→ **THE TASK**
Determine how many lines in the records below include the word "JSON" and output that number alone.

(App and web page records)
====
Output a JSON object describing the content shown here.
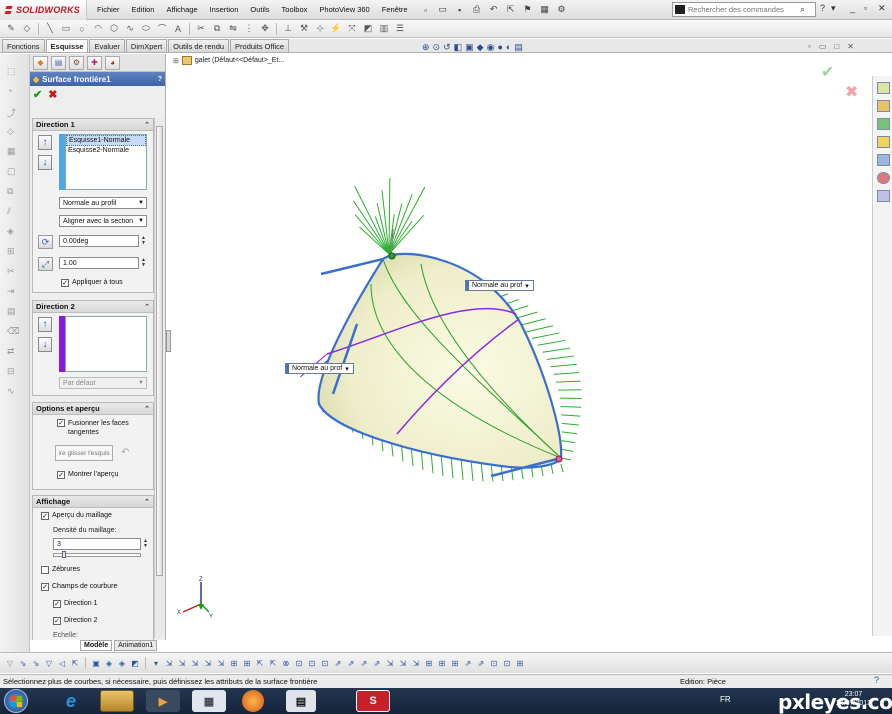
{
  "app": {
    "logo": "SOLIDWORKS",
    "menu": [
      "Fichier",
      "Edition",
      "Affichage",
      "Insertion",
      "Outils",
      "Toolbox",
      "PhotoView 360",
      "Fenêtre"
    ]
  },
  "search": {
    "placeholder": "Rechercher des commandes"
  },
  "command_tabs": [
    "Fonctions",
    "Esquisse",
    "Evaluer",
    "DimXpert",
    "Outils de rendu",
    "Produits Office"
  ],
  "active_command_tab": "Esquisse",
  "property_manager": {
    "title": "Surface frontière1",
    "help": "?",
    "direction1": {
      "header": "Direction 1",
      "curves": [
        "Esquisse1-Normale",
        "Esquisse2-Normale"
      ],
      "tangency": "Normale au profil",
      "alignment": "Aligner avec la section",
      "angle": "0.00deg",
      "length": "1.00",
      "apply_all": "Appliquer à tous"
    },
    "direction2": {
      "header": "Direction 2",
      "tangency": "Par défaut"
    },
    "options": {
      "header": "Options et aperçu",
      "merge": "Fusionner les faces tangentes",
      "drag_sketch": "ire glisser l'esquis",
      "show_preview": "Montrer l'aperçu"
    },
    "display": {
      "header": "Affichage",
      "mesh_preview": "Aperçu du maillage",
      "mesh_density_label": "Densité du maillage:",
      "mesh_density_value": "3",
      "mesh_density_fraction": 0.1,
      "zebra": "Zébrures",
      "curvature": "Champs de courbure",
      "dir1": "Direction 1",
      "dir2": "Direction 2",
      "scale": "Echelle:"
    }
  },
  "feature_tree": {
    "root": "galet  (Défaut<<Défaut>_Et..."
  },
  "callouts": {
    "c1": "Normale au prof",
    "c2": "Normale au prof"
  },
  "bottom_tabs": [
    "Modèle",
    "Animation1"
  ],
  "status": {
    "message": "Sélectionnez plus de courbes, si nécessaire, puis définissez les attributs de la surface frontière",
    "mode": "Edition: Pièce",
    "help": "?"
  },
  "taskbar": {
    "lang": "FR",
    "time": "23:07",
    "date": "24/07/2013",
    "watermark": "pxleyes.com"
  },
  "triad": {
    "x": "X",
    "y": "Y",
    "z": "Z"
  },
  "colors": {
    "accent": "#3d63a6",
    "ok": "#1a9a1a",
    "cancel": "#c81818",
    "surface": "#f0f0c8",
    "comb_purple": "#8a2be2",
    "comb_green": "#2ab02a",
    "edge_blue": "#3a6fd0"
  }
}
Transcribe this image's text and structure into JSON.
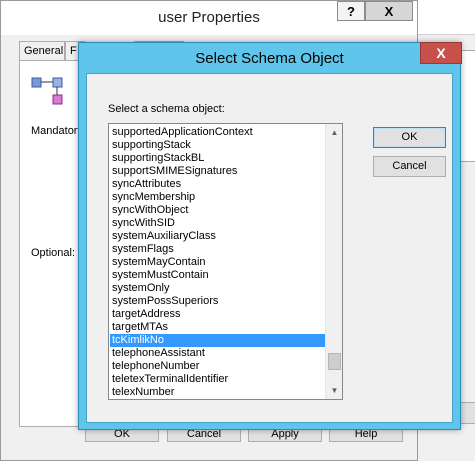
{
  "background_dialog": {
    "title": "user Properties",
    "help_button": "?",
    "close_button": "X",
    "tabs": [
      "General",
      "F",
      ""
    ],
    "mandatory_label": "Mandatory",
    "optional_label": "Optional:",
    "buttons": {
      "ok": "OK",
      "cancel": "Cancel",
      "apply": "Apply",
      "help": "Help"
    }
  },
  "dialog": {
    "title": "Select Schema Object",
    "close_button": "X",
    "prompt": "Select a schema object:",
    "ok_button": "OK",
    "cancel_button": "Cancel",
    "selected_item": "tcKimlikNo",
    "items": [
      "supportedApplicationContext",
      "supportingStack",
      "supportingStackBL",
      "supportSMIMESignatures",
      "syncAttributes",
      "syncMembership",
      "syncWithObject",
      "syncWithSID",
      "systemAuxiliaryClass",
      "systemFlags",
      "systemMayContain",
      "systemMustContain",
      "systemOnly",
      "systemPossSuperiors",
      "targetAddress",
      "targetMTAs",
      "tcKimlikNo",
      "telephoneAssistant",
      "telephoneNumber",
      "teletexTerminalIdentifier",
      "telexNumber"
    ]
  },
  "colors": {
    "dialog_frame": "#5fc5ea",
    "selection": "#3399ff",
    "close_red": "#c7504b"
  },
  "icons": [
    "tree-icon",
    "scroll-up-icon",
    "scroll-down-icon"
  ]
}
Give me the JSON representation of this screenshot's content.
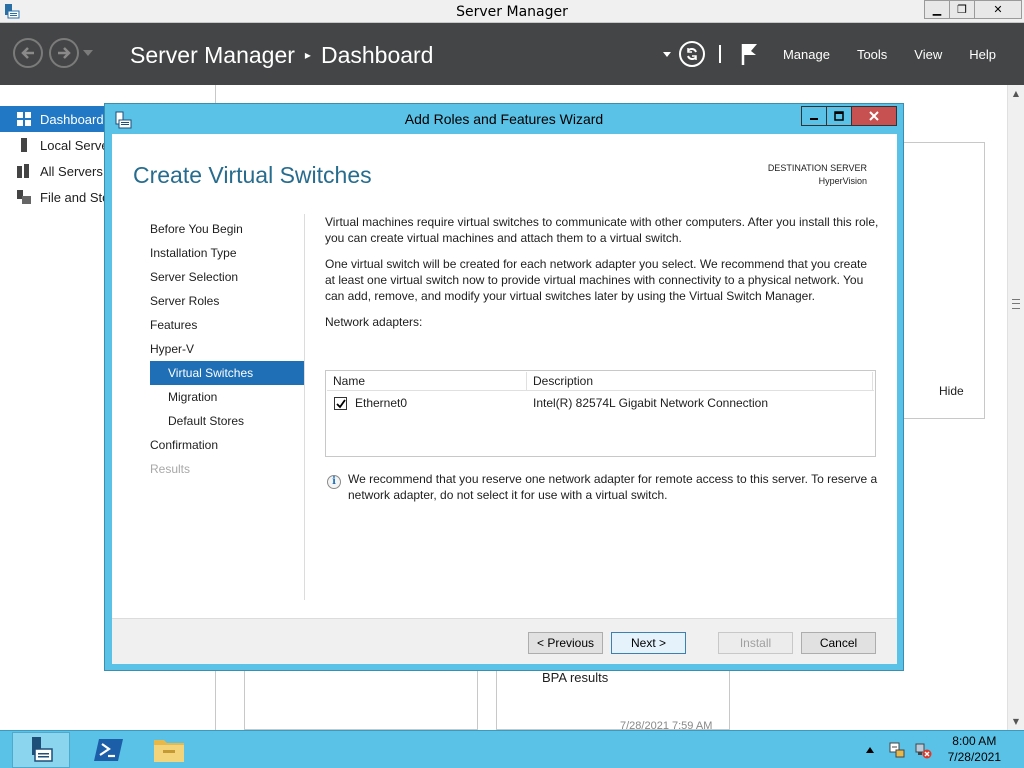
{
  "window": {
    "title": "Server Manager",
    "minimize": "▁",
    "restore": "❐",
    "close": "✕"
  },
  "header": {
    "app": "Server Manager",
    "separator": "▸",
    "page": "Dashboard",
    "menu": [
      "Manage",
      "Tools",
      "View",
      "Help"
    ]
  },
  "sidebar": {
    "items": [
      {
        "label": "Dashboard",
        "icon": "dashboard-icon",
        "active": true
      },
      {
        "label": "Local Server",
        "icon": "server-icon"
      },
      {
        "label": "All Servers",
        "icon": "servers-icon"
      },
      {
        "label": "File and Storage Services",
        "icon": "storage-icon"
      }
    ]
  },
  "background": {
    "hide": "Hide",
    "bpa": "BPA results",
    "timestamp": "7/28/2021 7:59 AM"
  },
  "wizard": {
    "title": "Add Roles and Features Wizard",
    "page_title": "Create Virtual Switches",
    "dest_label": "DESTINATION SERVER",
    "dest_server": "HyperVision",
    "steps": [
      {
        "label": "Before You Begin",
        "state": "normal"
      },
      {
        "label": "Installation Type",
        "state": "normal"
      },
      {
        "label": "Server Selection",
        "state": "normal"
      },
      {
        "label": "Server Roles",
        "state": "normal"
      },
      {
        "label": "Features",
        "state": "normal"
      },
      {
        "label": "Hyper-V",
        "state": "normal"
      },
      {
        "label": "Virtual Switches",
        "state": "current"
      },
      {
        "label": "Migration",
        "state": "sub"
      },
      {
        "label": "Default Stores",
        "state": "sub"
      },
      {
        "label": "Confirmation",
        "state": "normal"
      },
      {
        "label": "Results",
        "state": "disabled"
      }
    ],
    "para1": "Virtual machines require virtual switches to communicate with other computers. After you install this role, you can create virtual machines and attach them to a virtual switch.",
    "para2": "One virtual switch will be created for each network adapter you select. We recommend that you create at least one virtual switch now to provide virtual machines with connectivity to a physical network. You can add, remove, and modify your virtual switches later by using the Virtual Switch Manager.",
    "adapters_label": "Network adapters:",
    "columns": {
      "name": "Name",
      "description": "Description"
    },
    "adapters": [
      {
        "name": "Ethernet0",
        "description": "Intel(R) 82574L Gigabit Network Connection",
        "checked": true
      }
    ],
    "note": "We recommend that you reserve one network adapter for remote access to this server. To reserve a network adapter, do not select it for use with a virtual switch.",
    "buttons": {
      "previous": "< Previous",
      "next": "Next >",
      "install": "Install",
      "cancel": "Cancel"
    }
  },
  "taskbar": {
    "time": "8:00 AM",
    "date": "7/28/2021"
  },
  "colors": {
    "accent": "#5ac2e6",
    "header_bg": "#444546",
    "selection": "#1f6fb6",
    "title_text": "#276c8e"
  }
}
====
→ **RESULT FOR THIS EXERCISE**
3